Political science shocker! People click on headlines they agree with
That’s not arrogance on our part. It’s science.
Researchers at Ohio State University recently released a new study that suggests that people aren't looking for a wide range of perspectives when they tune in to the media. Instead, they're looking for views that conform to their personal beliefs. Who knew?
Researchers came to these conclusions after monitoring the reading habits of 156 college students. First, students were asked to fill out a lengthy questionnaire about their political views.
Then researchers tracked how the students spent their time reading online articles about gun ownership, abortion, healthcare and minimum wage. The articles reflected a variety of views, but students gravitated to the articles that had headlines that paralleled their own politics. The students spent up to 36% more time reading those articles, the study found.
This challenges the notion that more information will lead to better understanding among people of opposing views, the study's authors say.

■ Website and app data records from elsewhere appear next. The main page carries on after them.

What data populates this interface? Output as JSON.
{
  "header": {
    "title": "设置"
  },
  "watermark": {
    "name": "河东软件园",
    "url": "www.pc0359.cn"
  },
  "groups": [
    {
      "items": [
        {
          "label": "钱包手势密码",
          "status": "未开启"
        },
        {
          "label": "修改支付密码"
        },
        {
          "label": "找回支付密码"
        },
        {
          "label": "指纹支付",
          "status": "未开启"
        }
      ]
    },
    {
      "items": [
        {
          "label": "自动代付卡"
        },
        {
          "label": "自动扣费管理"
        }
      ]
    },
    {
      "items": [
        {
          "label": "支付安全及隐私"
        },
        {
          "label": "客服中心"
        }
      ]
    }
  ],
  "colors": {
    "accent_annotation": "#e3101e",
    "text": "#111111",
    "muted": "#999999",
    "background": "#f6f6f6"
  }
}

"If citizens favor messages in line with their views and avoid opinion-challenging content, the cornucopia of media choices, on the Internet in particular, could hinder informed opinion formation, lead to a more polarized and fragmented electorate, and also reduce political tolerance," Silvia Knobloch-Westerwick and Jingbo Meng write.
The study's findings probably don't surprise anyone familiar with the political blogosphere.

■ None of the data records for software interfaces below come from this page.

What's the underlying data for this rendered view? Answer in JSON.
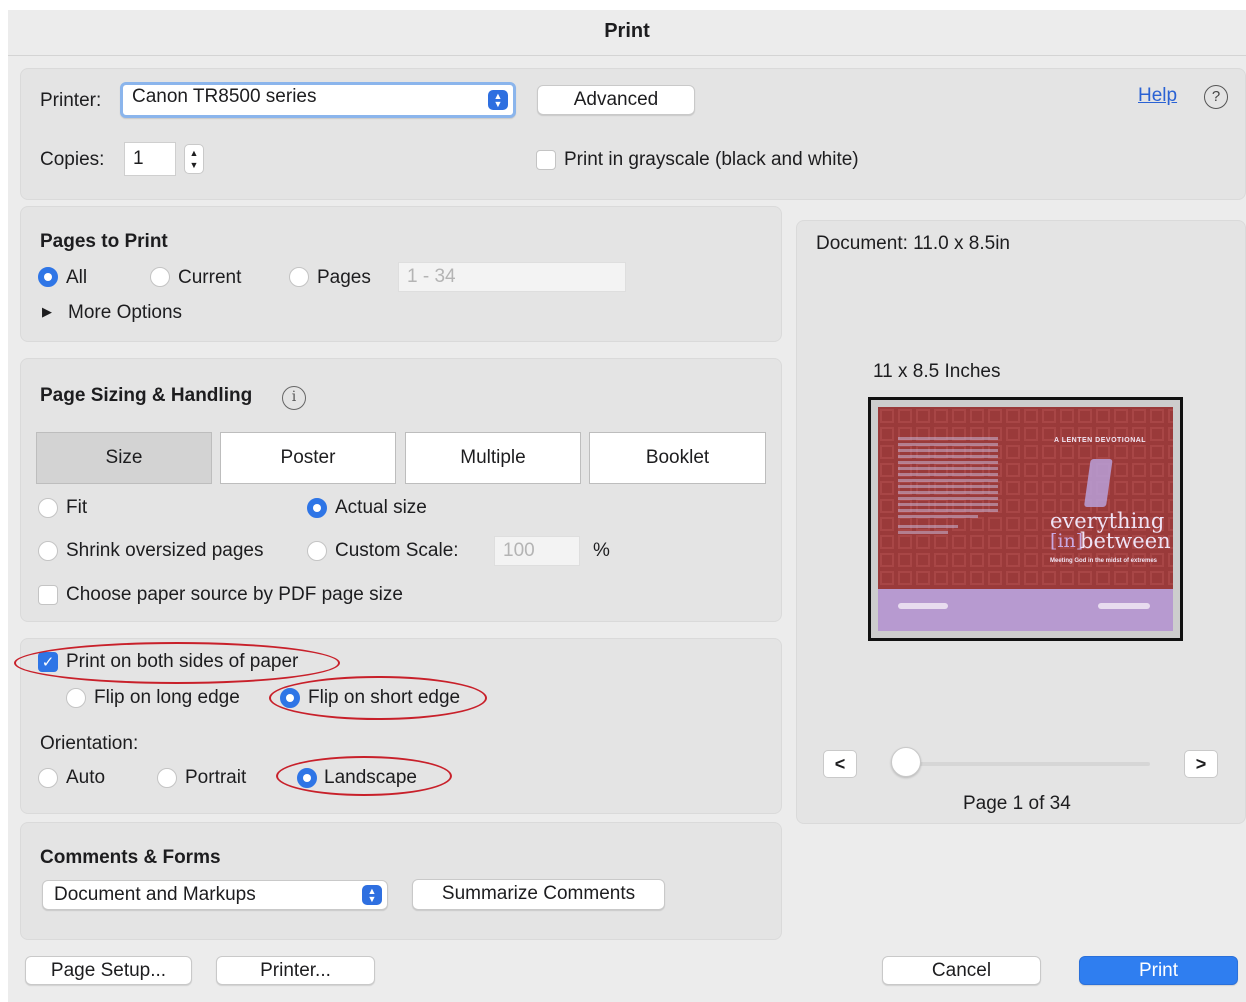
{
  "window": {
    "title": "Print"
  },
  "printer": {
    "label": "Printer:",
    "selected": "Canon TR8500 series",
    "advanced": "Advanced",
    "help": "Help",
    "help_icon": "?"
  },
  "copies": {
    "label": "Copies:",
    "value": "1"
  },
  "grayscale": {
    "label": "Print in grayscale (black and white)",
    "checked": false
  },
  "pages_to_print": {
    "heading": "Pages to Print",
    "all": "All",
    "current": "Current",
    "pages": "Pages",
    "pages_placeholder": "1 - 34",
    "more_options": "More Options"
  },
  "sizing": {
    "heading": "Page Sizing & Handling",
    "info_icon": "i",
    "tabs": [
      "Size",
      "Poster",
      "Multiple",
      "Booklet"
    ],
    "selected_tab": "Size",
    "fit": "Fit",
    "actual_size": "Actual size",
    "shrink": "Shrink oversized pages",
    "custom_scale": "Custom Scale:",
    "scale_value": "100",
    "percent": "%",
    "paper_source": "Choose paper source by PDF page size"
  },
  "duplex": {
    "both_sides": "Print on both sides of paper",
    "long_edge": "Flip on long edge",
    "short_edge": "Flip on short edge"
  },
  "orientation": {
    "label": "Orientation:",
    "auto": "Auto",
    "portrait": "Portrait",
    "landscape": "Landscape"
  },
  "comments": {
    "heading": "Comments & Forms",
    "selected": "Document and Markups",
    "summarize": "Summarize Comments"
  },
  "preview": {
    "document_size": "Document: 11.0 x 8.5in",
    "paper_size": "11 x 8.5 Inches",
    "prev": "<",
    "next": ">",
    "page_info": "Page 1 of 34",
    "thumb": {
      "kicker": "A LENTEN DEVOTIONAL",
      "title_line1": "everything",
      "title_in": "[in]",
      "title_line2": "between",
      "subtitle": "Meeting God in the midst of extremes"
    }
  },
  "footer": {
    "page_setup": "Page Setup...",
    "printer": "Printer...",
    "cancel": "Cancel",
    "print": "Print"
  },
  "colors": {
    "accent": "#2e75e6",
    "annotation": "#c8202a",
    "cover_red": "#9a3a3a",
    "cover_purple": "#b79ad0"
  }
}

Most opinion bloggers write for an audience of like-minded people, in insider language, and are not out to convert people of other political persuasions. Spend a few minutes with a blog like Daily Kos or Hot Air and you’ll see what we mean.
-- Kate Linthicum
Photo: L.A. Times.